[[ Data under study open ]]

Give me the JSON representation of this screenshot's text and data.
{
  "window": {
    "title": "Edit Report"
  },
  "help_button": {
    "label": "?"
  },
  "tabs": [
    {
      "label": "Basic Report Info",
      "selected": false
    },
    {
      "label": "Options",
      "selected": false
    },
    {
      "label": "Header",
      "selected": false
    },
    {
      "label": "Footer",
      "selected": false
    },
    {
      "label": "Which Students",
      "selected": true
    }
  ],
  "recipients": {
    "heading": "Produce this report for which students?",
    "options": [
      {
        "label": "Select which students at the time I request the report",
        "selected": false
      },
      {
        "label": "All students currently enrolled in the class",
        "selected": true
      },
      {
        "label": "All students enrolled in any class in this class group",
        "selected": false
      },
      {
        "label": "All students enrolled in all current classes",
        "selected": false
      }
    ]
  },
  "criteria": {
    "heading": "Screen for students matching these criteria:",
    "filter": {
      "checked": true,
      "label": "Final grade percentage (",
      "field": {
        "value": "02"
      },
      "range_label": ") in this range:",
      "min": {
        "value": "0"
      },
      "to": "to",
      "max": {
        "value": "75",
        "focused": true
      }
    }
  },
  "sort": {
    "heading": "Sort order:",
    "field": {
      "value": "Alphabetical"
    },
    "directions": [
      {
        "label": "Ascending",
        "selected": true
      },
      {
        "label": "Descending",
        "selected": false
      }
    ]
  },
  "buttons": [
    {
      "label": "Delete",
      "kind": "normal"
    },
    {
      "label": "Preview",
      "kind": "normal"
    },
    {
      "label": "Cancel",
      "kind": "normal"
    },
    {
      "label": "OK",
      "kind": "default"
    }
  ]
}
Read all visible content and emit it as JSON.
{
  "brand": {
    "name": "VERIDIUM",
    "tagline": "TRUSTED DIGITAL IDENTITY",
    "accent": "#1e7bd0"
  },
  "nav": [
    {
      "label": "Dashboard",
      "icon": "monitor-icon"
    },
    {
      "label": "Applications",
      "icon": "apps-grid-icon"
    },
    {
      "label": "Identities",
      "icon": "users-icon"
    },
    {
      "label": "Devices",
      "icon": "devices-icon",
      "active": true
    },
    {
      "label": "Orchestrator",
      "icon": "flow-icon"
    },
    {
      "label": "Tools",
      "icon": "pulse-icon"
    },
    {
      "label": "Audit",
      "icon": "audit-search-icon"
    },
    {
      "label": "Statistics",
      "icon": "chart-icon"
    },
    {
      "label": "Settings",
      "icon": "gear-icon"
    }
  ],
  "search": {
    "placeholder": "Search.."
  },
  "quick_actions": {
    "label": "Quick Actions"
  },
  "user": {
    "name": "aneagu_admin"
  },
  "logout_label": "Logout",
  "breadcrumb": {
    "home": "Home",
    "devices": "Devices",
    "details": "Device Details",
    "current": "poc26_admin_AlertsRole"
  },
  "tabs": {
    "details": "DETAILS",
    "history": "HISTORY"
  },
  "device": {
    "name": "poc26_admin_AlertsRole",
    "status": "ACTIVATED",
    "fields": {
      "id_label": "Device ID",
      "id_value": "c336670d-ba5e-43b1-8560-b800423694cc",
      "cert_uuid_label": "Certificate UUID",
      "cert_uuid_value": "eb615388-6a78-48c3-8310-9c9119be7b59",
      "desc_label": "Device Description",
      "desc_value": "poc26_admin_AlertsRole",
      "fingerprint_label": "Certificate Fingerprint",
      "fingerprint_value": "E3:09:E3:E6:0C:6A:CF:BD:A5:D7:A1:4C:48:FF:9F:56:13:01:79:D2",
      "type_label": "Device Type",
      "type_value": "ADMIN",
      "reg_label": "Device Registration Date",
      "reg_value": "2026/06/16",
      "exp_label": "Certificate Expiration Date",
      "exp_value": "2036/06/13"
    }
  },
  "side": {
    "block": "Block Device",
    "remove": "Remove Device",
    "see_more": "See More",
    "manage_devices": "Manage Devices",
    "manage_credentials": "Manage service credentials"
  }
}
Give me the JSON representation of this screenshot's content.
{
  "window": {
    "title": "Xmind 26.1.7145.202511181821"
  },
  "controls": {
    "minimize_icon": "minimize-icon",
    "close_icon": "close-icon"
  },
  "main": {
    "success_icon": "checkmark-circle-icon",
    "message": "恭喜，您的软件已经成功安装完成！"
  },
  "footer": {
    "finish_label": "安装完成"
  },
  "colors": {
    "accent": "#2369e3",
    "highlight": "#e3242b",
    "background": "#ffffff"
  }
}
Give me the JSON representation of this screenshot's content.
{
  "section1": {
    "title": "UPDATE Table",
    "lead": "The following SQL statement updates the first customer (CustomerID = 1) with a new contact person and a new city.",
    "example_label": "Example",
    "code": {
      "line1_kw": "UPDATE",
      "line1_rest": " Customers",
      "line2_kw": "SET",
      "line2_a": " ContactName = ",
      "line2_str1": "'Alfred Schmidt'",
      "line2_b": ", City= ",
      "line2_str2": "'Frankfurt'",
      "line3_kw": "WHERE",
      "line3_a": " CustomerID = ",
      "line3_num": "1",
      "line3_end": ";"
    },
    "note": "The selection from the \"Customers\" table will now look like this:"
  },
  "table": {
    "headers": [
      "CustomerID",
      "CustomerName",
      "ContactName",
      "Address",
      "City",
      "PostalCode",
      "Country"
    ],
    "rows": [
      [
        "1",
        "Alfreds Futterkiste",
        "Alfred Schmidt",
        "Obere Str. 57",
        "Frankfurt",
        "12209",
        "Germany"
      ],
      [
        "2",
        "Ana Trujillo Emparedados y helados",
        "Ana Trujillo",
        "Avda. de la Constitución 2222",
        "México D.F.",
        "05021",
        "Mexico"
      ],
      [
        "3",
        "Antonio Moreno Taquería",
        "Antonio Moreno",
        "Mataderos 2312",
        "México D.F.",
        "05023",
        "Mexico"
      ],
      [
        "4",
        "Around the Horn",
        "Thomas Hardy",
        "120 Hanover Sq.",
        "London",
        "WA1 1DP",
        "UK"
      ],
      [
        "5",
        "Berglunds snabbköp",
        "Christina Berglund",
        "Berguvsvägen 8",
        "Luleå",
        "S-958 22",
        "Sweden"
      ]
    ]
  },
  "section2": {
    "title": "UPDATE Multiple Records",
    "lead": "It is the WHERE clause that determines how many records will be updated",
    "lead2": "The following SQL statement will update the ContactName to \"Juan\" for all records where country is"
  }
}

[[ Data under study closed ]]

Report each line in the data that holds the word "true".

• **Output for this exercise**
      "selected": true
        "selected": true
      "checked": true,
        "focused": true
        "selected": true
      "active": true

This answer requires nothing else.